* What you should do *
Looking at each line of the data below, tally those that contain the word "sketch" and give only the total.

╔══

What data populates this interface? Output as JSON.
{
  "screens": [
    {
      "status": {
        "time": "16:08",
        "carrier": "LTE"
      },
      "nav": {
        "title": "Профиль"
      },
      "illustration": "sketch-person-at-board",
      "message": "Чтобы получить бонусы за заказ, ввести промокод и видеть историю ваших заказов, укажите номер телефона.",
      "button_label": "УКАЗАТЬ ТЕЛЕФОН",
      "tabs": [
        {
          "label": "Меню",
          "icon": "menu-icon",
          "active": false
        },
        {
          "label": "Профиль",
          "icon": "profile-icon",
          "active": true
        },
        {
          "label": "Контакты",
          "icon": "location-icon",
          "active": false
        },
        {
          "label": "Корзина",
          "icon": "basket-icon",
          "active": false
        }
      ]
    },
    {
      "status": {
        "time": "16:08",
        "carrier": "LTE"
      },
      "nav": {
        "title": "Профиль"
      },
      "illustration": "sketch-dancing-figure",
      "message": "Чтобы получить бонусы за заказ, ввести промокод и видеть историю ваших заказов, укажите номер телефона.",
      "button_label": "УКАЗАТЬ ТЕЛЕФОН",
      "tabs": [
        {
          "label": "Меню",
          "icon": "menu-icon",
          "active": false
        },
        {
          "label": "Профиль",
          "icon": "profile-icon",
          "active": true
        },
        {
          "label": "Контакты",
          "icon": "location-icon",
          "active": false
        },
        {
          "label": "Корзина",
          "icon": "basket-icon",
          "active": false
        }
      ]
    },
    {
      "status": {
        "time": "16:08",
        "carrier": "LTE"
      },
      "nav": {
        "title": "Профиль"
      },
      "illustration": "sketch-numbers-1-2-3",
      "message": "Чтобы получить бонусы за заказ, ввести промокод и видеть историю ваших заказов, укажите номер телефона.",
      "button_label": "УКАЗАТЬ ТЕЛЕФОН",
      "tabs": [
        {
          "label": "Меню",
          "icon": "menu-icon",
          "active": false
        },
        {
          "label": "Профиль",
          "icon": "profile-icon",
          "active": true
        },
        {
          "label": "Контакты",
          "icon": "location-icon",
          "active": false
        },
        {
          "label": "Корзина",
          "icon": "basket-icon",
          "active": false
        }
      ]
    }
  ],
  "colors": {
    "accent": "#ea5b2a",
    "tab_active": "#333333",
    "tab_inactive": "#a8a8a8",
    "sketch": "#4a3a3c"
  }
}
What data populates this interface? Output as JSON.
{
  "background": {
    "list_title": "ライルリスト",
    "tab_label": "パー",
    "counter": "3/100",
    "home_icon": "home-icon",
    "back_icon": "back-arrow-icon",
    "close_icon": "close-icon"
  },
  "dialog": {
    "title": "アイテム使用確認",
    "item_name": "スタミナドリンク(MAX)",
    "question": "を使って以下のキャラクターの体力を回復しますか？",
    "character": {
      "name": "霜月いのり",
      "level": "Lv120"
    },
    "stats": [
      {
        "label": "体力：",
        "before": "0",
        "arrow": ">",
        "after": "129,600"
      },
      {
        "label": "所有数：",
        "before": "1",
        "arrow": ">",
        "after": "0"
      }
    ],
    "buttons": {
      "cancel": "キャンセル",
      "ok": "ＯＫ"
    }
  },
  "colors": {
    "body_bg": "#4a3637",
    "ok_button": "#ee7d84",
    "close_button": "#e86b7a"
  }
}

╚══

* Reply to the task *
4